CDC Toolkit
Includes Power Points About the Importance of Family Involvement in Physical Activity

For the Provider:

this link has a toolkit where you can order free educational materials in different languages

Module 4: The StopLight Diet


While most experts discourage the use of the word "diet" when addressing food related lifestyle changes, the Stoplight Diet or program is one of the most widely used "diets" used in pediatric obesity research. There are several programs available that are similar to and utilize the same principles of the Stoplight Diet, they are included below. Any diet modifications for children should be adopted and embraced by all family members and should be easy to use and follow.  The book is out of print but can be easily purchased at retailers like Amazon or Half.com. It is a bit outdated, but still easy to use and gives the parents and child an idea of what foods belong in the green, yellow, and red categories. 

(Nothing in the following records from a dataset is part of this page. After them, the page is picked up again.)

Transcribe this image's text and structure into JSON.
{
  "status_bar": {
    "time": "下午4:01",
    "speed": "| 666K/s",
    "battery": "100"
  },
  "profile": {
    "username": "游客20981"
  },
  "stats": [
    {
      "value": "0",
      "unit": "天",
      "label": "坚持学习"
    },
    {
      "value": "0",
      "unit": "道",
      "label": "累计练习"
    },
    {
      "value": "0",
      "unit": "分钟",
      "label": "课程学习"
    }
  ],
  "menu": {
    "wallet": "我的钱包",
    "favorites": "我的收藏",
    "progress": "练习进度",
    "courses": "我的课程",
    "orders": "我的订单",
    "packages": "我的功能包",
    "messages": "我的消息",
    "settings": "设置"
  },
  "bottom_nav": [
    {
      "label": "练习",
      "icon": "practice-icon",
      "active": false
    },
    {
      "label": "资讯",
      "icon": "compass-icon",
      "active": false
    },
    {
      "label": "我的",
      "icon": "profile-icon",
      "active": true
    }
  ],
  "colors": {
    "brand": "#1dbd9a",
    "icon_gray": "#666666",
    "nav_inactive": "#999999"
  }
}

If the family prefers online monitoring of food intake here are online resources

Motivational Interviewing

Motivational interviewing is an essential skill for the health care provider. Assessing patients readiness to change and guiding them through that process can be both challenging and rewarding. Motivational interviewing takes time, learning, and practice. The information presented here is brief in nature, but should help providers form a basic understanding of motivational interviewing components.

Billing for Providers

One of the most important components to implementing any program into practice is reimbursement. Even though it may be of benefit to the patient, providers can't spend valuable time counseling patients, only to have these services denied by insurance companies. Under the Affordable Health Care Act of 2010, insurances are required to cover obesity prevention and treatment as a preventative service, which generally means no out of pocket expense to the patient.  This overcomes barriers for provider reimbursement and patient payment.

Wednesday, February 22, 2012

Group Class 1: Mindless Eating

One of the greatest downfalls of weight loss is mindless eating. Extra calories add up over time and equal additional pounds. Researcher, Dr. Brian Wansink developed a lab at Cornell University to track eating habits over time. The lessons he learned were published in the book Mindless Eating. He found several strategies that if we become aware of them, can help us eat less. His research is fascinating and before teaching this class, I highly recommend a reading (or at least skimming) of his book Mindless Eating.

Mindless Eating Power Point Outline
Mindless Eating Handout
Mindless Eating Website

Group Class 2: Making Wise Food Choices

Very often, planning ahead is the key to making wise food choices. Parents can help children make healthy choices with some planning ahead and forethought. The purpose of this class is to help children and their parents identify healthy choices for snacking, eating out, and celebrations. These occasions can be difficult to navigate for the family that is trying to make healthy lifestyle changes. This class gives participants solutions and opportunities for success when the occasions arise.

The suggestion for this class is to involve parents, and is best done in a setting with 10-16 participants.

Class Outline and Handouts

Helpful Resources and Links